One of the fisherman told us to be quiet, and we quickly complied, sheepish of our excitement. But even in my eagerness to get close to the proboscis monkeys, I was still a bit unnerved at times by the height and … er, lack of proper bridge-y-ness. Pak Yayan practically danced over the pipes, but it was all I could do to keep my balance, continue onward and not fall head-first into one of the fishing boats plying through the waters below!
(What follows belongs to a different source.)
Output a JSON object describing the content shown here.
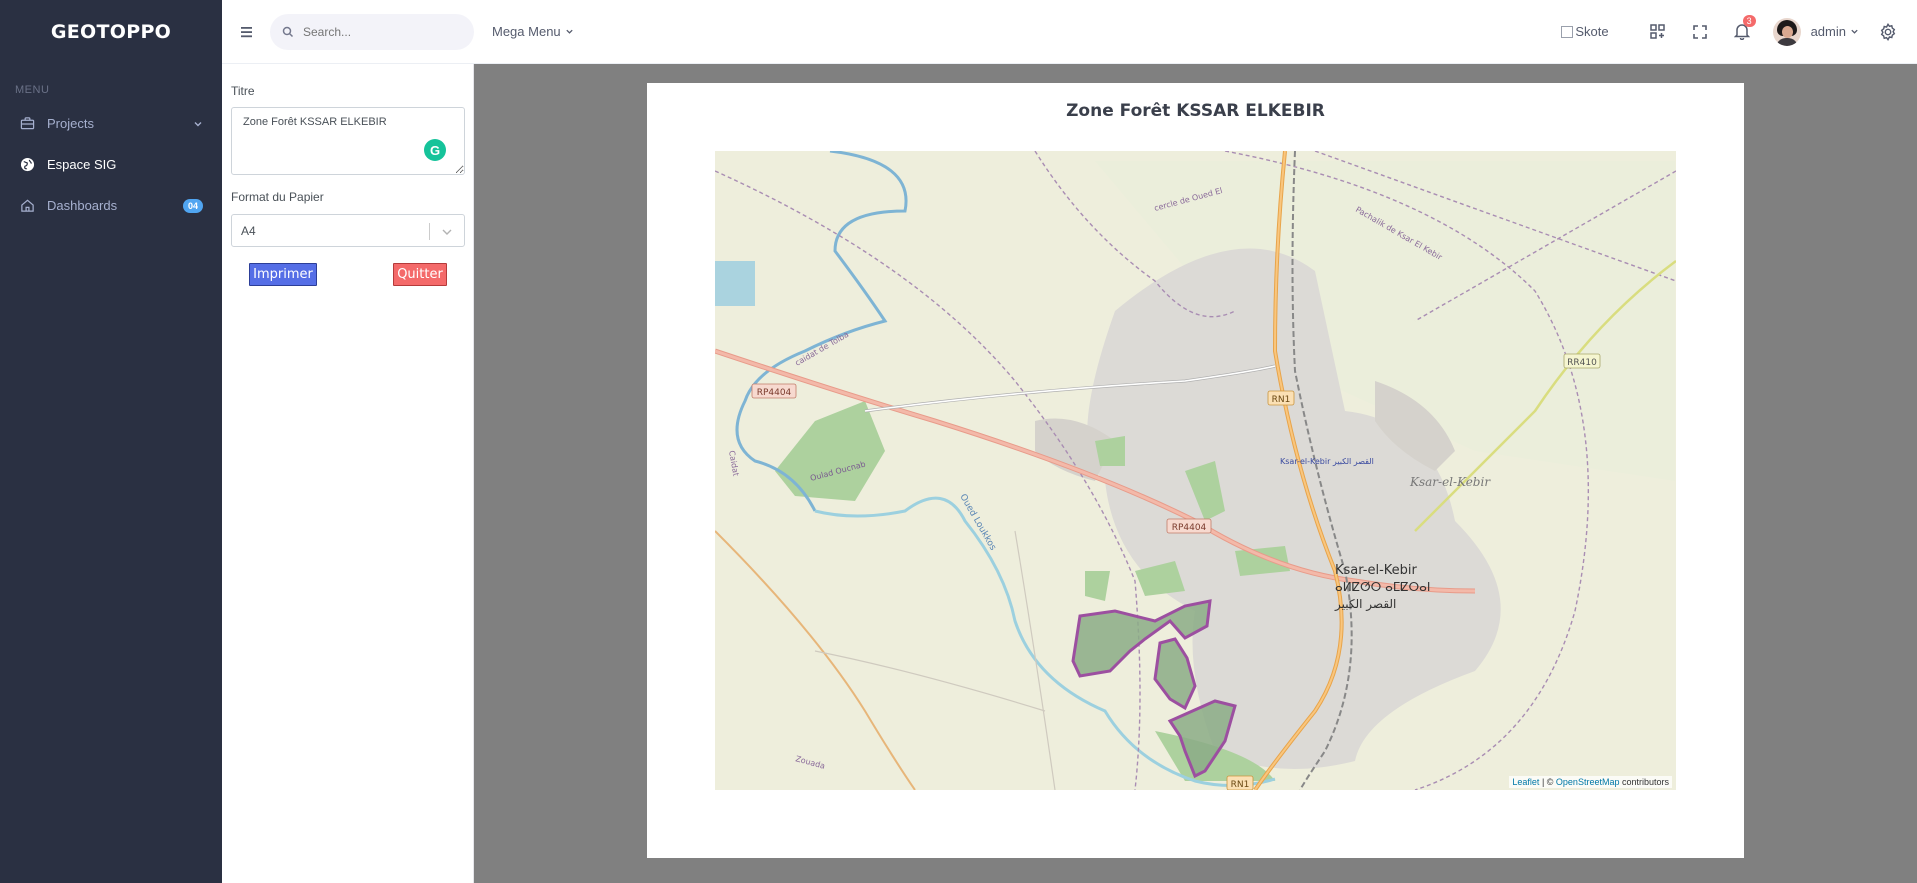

On the other side, the pipes grew wider and wider apart until I admitted I was too chicken to continue on, for fear of falling between them and into the slurpy, murky mangrove waters/mud/trash/unknown-particles-but-certain-to-contain-sufficient-sums-of-monkey-poop below. And though we did spot a good number of proboscis monkeys, they moved so fast — and for the most part were so high up — that it was impossible for me to capture a decent photo. Part of the problem was that, in order to photograph the monkeys, you had to stand on one of the pipes while craning your neck sky-wards, camera held high on the ready. This, in turn, created an unexpected feeling of vertigo, so that I frequently found myself wind-milling my arms to keep my balance instead of holding the camera like the professional I apparently am not. Sigh. My fantasy of being a National Geographic Photojournalist is officially dashed.
And even though we never got a good shot of the proboscis monkeys, just seeing and hearing them in their natural habitat was amazing. Their call is high-pitched and rapid and fills the air so that it sounds as if you are surrounded by a strange flock of birds. These guys are super acrobatic, too — they leap from treetop to treetop with astonishing speed and agility. Their jumping distance really surprised us; due to their speed, it was hard to make an accurate estimation, but it seemed they could leap sideways at least ten or so feet, and when they’d drop southwards from tree to tree, it was like watching a bizarre roller coaster ride. I was so surprised by their movements, that I almost fell backwards a few times. Thank goodness I didn’t because I do not want to find out what’s in that scary water below!
In short, the experience was amazing. We’re just not sure what part was the most fun: the adventure of walking over those Pertamina water pipes or finally visiting proboscis monkeys! And that’s the kind of magic that happens when you step outside to explore a bit of Balikpapan!